Introducing Agile into a hardware development process presents quite a few problems that just aren't found in a software-only scenario. Some of these are the nature of the beast, others are remnants of days gone by. Some require the retraining of team members. Others require a small change in definition. In all cases, there are ways around the problem.
To be clear, there are scenarios where hardware development can fit into Scrum sprints. Designing FPGA firmware is one scenario, but the development process for it is so close to software that it is an easy fit. Another scenario is combining Commercial-Off-The-Shelf (COTS) cards into a working device. Though some software groups consider this a form of hardware design, it is really just integration. The hardware development scenario I am talking about is anything that requires a custom PCB.
Redefine Working Hardware
On of the tried-and-true precepts of Agile development is that each "sprint", or "cycl... (read article)
OK... so the "dummies" part of the title is a little extreme. You really don't need to be a dummy to forget about the basics of one of the simplest of all circuits. The problem is that the concept is too simple. Often enough, an LED circuit is done badly, even though the very same engineer has done a bang-up job on an extremely complicated circuit on the very same board.
I've seen so many goofy LED circuits that have come from so many competent, experienced engineers that I thought it worthy of a little online advice. On this page, you will find some extremely simple designs, with a few caution flags thrown up around some of the more common mistakes.
Your First LED Circuit
Figure 1: A basic LED power indicator
Simple isn't it? It's just voltage applied to the LED, with a resistor to limit the current. No rocket science here. All of the calculations can be done using Ohm's law and a 4-function calculator. If you're go... (read article)
Did you ever run a resize algorithm against an image and wonder "how is that done"?. Do you have a piece of hardware or code that could benefit from a basic resizer? Do you lack the basic knowledge of resizing algorithms that is assumed by most of the "scholarly" papers about resizing? Does matrix math give you a headache? If you answered 'yes' to any of those questions, you are in the right place.
First of all, lets get a few things out of the way:
I tend to use the terms 'resize','rescale' and 'resample' interchangeably. Only one of these is truly correct. Which one is correct depends on who you are talking to at the time. IMHO, resampling is probably most correct because it is more descriptive of what is happening. However, I tend to switch around based on mood.
I'm not going to go into too much detail about the formulas except where necessary. I'll also stick with the extremely simple stuff (like how to calculate a scaled distance) and skip diff... (read article)
Is Agile hardware development a pipe dream or a reality? Well... that really depends on how you view Agile, and how closely you adhere to your chosen methodology. The key to the entire matter is how you interpret the Agile Manifesto. It's a short, masterfully written document that can apply to hardware development with the correct interpretation. It's an unusually short read, so lets take a quick look at it to determine what can translate to hardware development. Because hardware projects can vary dramatically based on application, we'll use a small video player as an example. We'll also use the most popular Agile methodology, SCRUM, to discuss Pros and Cons.

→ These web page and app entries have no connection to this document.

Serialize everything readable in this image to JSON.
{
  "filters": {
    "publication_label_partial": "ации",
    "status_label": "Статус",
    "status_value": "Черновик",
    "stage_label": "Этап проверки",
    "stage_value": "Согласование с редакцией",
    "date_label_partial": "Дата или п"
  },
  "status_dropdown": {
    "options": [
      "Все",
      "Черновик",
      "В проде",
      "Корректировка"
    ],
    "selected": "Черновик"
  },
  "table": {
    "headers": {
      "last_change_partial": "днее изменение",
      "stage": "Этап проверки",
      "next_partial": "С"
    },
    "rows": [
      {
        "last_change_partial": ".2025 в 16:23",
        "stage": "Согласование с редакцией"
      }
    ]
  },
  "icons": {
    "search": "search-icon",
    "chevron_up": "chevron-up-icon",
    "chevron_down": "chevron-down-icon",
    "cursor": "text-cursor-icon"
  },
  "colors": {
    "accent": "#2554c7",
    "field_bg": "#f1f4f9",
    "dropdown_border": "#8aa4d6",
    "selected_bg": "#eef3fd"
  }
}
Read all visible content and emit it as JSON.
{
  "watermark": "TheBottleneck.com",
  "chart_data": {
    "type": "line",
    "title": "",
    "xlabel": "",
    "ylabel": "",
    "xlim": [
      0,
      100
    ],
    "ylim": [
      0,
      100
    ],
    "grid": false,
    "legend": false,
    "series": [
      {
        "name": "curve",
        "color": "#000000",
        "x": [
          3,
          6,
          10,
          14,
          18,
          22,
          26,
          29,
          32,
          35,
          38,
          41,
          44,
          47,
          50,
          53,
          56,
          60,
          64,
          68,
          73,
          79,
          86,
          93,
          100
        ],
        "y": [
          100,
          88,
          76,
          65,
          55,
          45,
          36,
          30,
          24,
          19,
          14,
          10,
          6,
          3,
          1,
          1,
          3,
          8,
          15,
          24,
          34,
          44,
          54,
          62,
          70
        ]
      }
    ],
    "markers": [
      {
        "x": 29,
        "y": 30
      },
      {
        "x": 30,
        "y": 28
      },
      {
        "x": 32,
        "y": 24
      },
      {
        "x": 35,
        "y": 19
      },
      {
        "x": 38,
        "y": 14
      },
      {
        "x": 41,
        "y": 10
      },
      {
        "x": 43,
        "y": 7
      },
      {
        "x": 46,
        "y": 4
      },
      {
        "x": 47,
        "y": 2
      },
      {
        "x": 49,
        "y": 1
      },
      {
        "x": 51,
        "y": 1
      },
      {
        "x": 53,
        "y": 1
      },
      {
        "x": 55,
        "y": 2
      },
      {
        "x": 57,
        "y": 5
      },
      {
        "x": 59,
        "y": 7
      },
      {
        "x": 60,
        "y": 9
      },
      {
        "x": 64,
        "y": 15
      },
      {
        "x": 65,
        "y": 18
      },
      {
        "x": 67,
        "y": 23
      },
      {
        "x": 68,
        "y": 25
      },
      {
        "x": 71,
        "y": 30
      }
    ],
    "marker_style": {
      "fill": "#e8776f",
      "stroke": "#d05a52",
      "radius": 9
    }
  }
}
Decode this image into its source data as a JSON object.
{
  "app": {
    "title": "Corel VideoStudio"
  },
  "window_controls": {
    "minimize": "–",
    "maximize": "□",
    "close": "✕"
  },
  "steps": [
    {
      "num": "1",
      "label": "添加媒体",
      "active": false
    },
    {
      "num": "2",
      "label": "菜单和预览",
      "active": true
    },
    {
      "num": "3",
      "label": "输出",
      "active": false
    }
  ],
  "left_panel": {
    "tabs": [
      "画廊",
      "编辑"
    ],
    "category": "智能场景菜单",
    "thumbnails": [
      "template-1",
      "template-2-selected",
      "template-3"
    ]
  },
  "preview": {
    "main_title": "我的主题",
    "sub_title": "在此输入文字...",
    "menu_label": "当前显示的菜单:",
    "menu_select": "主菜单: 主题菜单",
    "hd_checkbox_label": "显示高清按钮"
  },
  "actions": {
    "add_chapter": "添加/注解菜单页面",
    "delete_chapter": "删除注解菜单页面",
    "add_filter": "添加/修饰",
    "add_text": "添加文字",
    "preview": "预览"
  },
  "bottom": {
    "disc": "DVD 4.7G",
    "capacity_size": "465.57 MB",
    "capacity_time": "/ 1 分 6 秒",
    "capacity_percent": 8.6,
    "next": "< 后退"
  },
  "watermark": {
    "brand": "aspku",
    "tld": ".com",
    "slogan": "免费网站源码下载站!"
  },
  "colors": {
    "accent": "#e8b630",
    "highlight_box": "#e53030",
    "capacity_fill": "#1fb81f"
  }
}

We are uncovering better ways of developing
software by doing it and helping others do it.
Through this work we have come to value:
Individuals and interactions over processes and tools
Working software over comprehensive documentation
Customer collaboration over contr... (read article)
A short while ago, I published a post called Six Steps to a Successful Hardware Product. It was intended as a guide to rapid hardware development in a startup environment. However, I couldn't explain the steps without getting long-winded. If you are serious about hardware development, I suggest that you check it out when you have the time. For this post, I'll just hit some of the highlights.
The main thrust of the article is that hardware development need not take longer or cost significantly more than a comparable software product. With new development tools, creative supply chain management, and a little ingenuity, developing a hardware product can be as easy as developing a software product.
The basic steps are: Develop a Concept and Business Case Assemble a Core Team Evaluate Available Technologies Develop an "Alpha" Product Manufacture a "Beta" Product Release to Manufacturing
These steps should be completed in order, but should not follow a ... (read article)
I've often heard it said that successful hardware development is impossible in a startup environment. The usual complaints are "It's too expensive", "It takes too long", and "It's too difficult to manage". I can tell you from experience that none of this is true anymore. With the right team in place, there is no reason why hardware development should take any longer or cost any more than a comparable software project.
There was a time not long ago when hardware did suffer from all of these problems. However, recent advances in technology have helped to lessen, and often eliminate, many of these concerns. ECAD tools have added significant time-saving features like one-click generation of 3D board models, easy incorporation of FPGA code, and comprehensive device simulation. Advances in technology have also dramatically reduced the cost and delays of developing PCBs. Even chip manufacturers have contributed by lowering the power consumption and component count of designs.